* **Problem description**:
Go through the records and count the lines where the string "JSON" occurs. Reply with the number only.

(Data extracted from a collection)
::::
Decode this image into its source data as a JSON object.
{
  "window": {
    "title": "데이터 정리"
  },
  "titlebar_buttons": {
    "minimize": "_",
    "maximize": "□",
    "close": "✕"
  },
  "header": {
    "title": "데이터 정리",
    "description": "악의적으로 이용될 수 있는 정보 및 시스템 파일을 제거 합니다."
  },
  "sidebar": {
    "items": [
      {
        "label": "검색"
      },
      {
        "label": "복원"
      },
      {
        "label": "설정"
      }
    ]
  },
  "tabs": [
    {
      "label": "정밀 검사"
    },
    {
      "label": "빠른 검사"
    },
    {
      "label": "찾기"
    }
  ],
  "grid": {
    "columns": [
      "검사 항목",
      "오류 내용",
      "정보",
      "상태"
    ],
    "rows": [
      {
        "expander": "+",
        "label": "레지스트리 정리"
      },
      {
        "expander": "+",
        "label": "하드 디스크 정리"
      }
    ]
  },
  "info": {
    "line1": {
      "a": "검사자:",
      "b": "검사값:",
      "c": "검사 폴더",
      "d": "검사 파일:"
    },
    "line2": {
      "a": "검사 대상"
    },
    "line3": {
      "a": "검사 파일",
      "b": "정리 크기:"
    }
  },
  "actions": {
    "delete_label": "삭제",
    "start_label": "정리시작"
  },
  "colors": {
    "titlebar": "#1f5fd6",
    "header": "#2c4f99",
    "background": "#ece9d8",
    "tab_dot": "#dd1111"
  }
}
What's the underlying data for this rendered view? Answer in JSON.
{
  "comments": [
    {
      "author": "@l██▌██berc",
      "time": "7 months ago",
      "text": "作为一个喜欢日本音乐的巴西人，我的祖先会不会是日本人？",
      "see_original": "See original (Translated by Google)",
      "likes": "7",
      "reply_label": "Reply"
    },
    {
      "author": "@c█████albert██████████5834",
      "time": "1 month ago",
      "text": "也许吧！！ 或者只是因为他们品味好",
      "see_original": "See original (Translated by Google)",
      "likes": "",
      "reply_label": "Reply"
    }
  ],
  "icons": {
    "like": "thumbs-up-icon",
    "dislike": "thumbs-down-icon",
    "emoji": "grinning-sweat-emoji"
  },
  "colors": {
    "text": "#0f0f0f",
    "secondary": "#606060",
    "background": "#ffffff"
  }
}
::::
* **Task output**:
2